The stats are quite staggering: 1.5 million children die every year of diarrhea and 88 percent of diarrheal deaths worldwide are attributable to unsafe water, inadequate sanitation and poor hygiene. Still, according to each speaker, there’s real need to elevate the status of these issues as funding, public awareness and intervention on these fronts seem to have taken a backseat to the fight against HIV/AIDS.
In an effort to raise the profile of diarrhea and its significant impact on child survival, UNICEF and the World Health Organization recently released a report in October on “Diarrhea: Why Children Are Still Dying and What Can Be Done?” The report provides a seven-point plan for stemming the unfortunate, preventable problem.
In many countries, the greatest sanitation challenges result from having to change social norms in order to advance healthier communities, and a big part of these efforts are in education and maintaining sensitivity to cultural norms.

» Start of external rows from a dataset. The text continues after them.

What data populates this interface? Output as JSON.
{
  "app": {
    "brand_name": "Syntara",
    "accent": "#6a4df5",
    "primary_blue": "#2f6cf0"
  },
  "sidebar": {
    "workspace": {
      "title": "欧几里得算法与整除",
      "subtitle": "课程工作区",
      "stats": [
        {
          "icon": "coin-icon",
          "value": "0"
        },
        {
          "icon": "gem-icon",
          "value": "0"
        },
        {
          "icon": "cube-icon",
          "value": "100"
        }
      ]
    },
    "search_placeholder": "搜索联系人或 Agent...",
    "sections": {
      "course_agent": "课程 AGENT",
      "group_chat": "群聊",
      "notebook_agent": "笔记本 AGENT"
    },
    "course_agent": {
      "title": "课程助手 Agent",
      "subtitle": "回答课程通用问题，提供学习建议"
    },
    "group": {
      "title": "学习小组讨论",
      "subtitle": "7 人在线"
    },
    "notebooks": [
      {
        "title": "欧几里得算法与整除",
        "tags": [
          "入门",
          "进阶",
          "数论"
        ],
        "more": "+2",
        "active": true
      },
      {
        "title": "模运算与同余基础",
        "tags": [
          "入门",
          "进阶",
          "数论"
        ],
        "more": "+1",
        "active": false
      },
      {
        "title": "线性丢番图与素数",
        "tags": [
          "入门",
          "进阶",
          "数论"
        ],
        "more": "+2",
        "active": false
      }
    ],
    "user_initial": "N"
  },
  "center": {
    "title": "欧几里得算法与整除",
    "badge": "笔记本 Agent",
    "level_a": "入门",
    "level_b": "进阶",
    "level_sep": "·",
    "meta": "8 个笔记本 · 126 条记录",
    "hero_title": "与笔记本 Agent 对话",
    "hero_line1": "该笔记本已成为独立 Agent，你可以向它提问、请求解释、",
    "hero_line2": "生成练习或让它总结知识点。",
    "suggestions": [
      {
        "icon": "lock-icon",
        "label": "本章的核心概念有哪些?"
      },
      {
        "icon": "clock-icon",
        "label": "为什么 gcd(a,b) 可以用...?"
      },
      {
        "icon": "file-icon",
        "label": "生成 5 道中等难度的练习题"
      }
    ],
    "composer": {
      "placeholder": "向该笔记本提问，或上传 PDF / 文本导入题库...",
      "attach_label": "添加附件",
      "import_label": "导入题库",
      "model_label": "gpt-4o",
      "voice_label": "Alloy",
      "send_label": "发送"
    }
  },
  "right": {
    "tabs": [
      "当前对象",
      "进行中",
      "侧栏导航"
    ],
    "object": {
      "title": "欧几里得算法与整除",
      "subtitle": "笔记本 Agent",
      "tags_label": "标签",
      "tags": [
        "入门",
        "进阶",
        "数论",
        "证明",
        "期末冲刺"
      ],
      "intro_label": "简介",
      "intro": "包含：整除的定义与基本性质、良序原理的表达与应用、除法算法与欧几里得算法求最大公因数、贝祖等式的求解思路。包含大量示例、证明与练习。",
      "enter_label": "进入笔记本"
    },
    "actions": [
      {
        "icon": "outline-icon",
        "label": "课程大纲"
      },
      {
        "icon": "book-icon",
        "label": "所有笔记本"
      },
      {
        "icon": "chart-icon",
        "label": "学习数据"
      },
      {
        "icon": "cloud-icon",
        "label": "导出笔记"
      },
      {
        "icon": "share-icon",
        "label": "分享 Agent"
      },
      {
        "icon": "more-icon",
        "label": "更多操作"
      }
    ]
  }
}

Another big challenge, according to presenter Therese Dooley of UNICEF, is the “issue around privacy and dignity for women and girls, which is why these issues don’t get addressed.”
One participant from Bangladesh noted that many schools in her region don’t even provide safe restrooms for students.
“We put our children in schools for six to eight hours a day,” Dooley said. “Shouldn’t we ensure it’s the safest and healthiest place it can be? We really need to stop the avoidance of talking about toileting.”
To find more on this issue, visit UNICEF.